DETROIT (AP) -- A trade group representing 70 percent of U.S. electric utilities has pledged to work aggressively to put charging stations and other infrastructure in place to support electric vehicles that soon will be in dealer showrooms.
Anthony Earley Jr., CEO of Detroit-area utility DTE Energy and chairman of the Edison Electric Institute, said utilities will develop charging systems, advanced meters, electricity pricing that gives customers an incentive to recharge at night, and a grid that interacts with cars.
"We need to have a national infrastructure so as you drive cross-country your vehicle is supported," Earley told reporters Wednesday at a plug-in electric vehicle conference in Detroit.
Ford Motor Co. Executive Chairman Bill Ford Jr. said at the conference that the announcement is important because people don't want to make trade-offs from their current vehicles when electric cars come to market.

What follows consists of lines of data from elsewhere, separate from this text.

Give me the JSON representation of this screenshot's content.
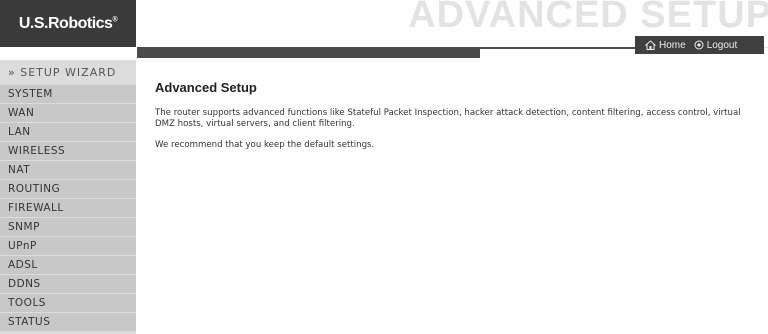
{
  "header": {
    "logo": "U.S.Robotics",
    "logo_mark": "®",
    "watermark": "ADVANCED SETUP",
    "links": [
      {
        "label": "Home",
        "icon": "home-icon"
      },
      {
        "label": "Logout",
        "icon": "logout-icon"
      }
    ]
  },
  "sidebar": {
    "wizard": "» SETUP WIZARD",
    "items": [
      {
        "label": "SYSTEM"
      },
      {
        "label": "WAN"
      },
      {
        "label": "LAN"
      },
      {
        "label": "WIRELESS"
      },
      {
        "label": "NAT"
      },
      {
        "label": "ROUTING"
      },
      {
        "label": "FIREWALL"
      },
      {
        "label": "SNMP"
      },
      {
        "label": "UPnP"
      },
      {
        "label": "ADSL"
      },
      {
        "label": "DDNS"
      },
      {
        "label": "TOOLS"
      },
      {
        "label": "STATUS"
      }
    ]
  },
  "main": {
    "title": "Advanced Setup",
    "paragraphs": [
      "The router supports advanced functions like Stateful Packet Inspection, hacker attack detection, content filtering, access control, virtual DMZ hosts, virtual servers, and client filtering.",
      "We recommend that you keep the default settings."
    ]
  },
  "colors": {
    "header_dark": "#3a3a3a",
    "sidebar_bg": "#dcdcdc",
    "nav_item_bg": "#c8c8c8",
    "watermark": "#e3e3e3"
  }
}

"Customers don't want to be panicked when they get in their car about where and when they can charge their vehicle," Ford told the conference.
In addition to developing standards for infrastructure to support the plug-in cars, the utilities have pledged to set up customer service networks to handle questions about the location of charging stations to rates or government incentive plans to buy electric vehicles.

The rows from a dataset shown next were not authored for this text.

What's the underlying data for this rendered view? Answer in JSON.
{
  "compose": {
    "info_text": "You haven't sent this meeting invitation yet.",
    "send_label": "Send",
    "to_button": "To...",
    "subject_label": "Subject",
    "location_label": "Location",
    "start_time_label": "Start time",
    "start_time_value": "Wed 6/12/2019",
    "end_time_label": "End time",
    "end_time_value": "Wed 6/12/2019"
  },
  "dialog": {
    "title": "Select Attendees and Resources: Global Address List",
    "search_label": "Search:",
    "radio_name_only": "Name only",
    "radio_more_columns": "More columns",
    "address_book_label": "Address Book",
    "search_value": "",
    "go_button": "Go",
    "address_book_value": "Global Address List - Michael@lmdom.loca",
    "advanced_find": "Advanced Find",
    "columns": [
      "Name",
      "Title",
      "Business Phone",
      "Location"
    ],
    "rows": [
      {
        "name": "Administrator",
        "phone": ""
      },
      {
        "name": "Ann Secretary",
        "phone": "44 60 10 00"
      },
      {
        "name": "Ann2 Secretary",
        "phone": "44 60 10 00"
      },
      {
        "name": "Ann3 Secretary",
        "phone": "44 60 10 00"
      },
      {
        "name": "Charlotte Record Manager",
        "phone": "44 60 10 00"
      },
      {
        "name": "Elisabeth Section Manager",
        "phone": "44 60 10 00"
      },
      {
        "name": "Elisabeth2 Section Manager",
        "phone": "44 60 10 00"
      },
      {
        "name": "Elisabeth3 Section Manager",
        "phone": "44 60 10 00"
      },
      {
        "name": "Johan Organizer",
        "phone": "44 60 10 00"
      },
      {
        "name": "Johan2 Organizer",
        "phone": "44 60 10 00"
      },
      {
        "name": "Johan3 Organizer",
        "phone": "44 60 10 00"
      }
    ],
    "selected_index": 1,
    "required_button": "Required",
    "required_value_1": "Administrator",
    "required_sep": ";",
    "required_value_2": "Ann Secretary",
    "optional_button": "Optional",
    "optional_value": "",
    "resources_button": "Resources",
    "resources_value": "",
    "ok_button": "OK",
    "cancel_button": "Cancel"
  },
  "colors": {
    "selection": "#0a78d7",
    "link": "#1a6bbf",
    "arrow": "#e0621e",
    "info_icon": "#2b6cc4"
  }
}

Many automakers and other companies are working on plug-in electric designs, some of which have a small internal combustion engine on board to run the vehicle after the batteries are depleted. Several manufacturers have promised to bring the cars to showrooms by next year.
Panelists at the conference, run by the Center for Automotive Research, said research shows consumers are ready to accept plug-in vehicles to replace gasoline powered cars. But they may not be willing to pay a huge price premium over conventional vehicles.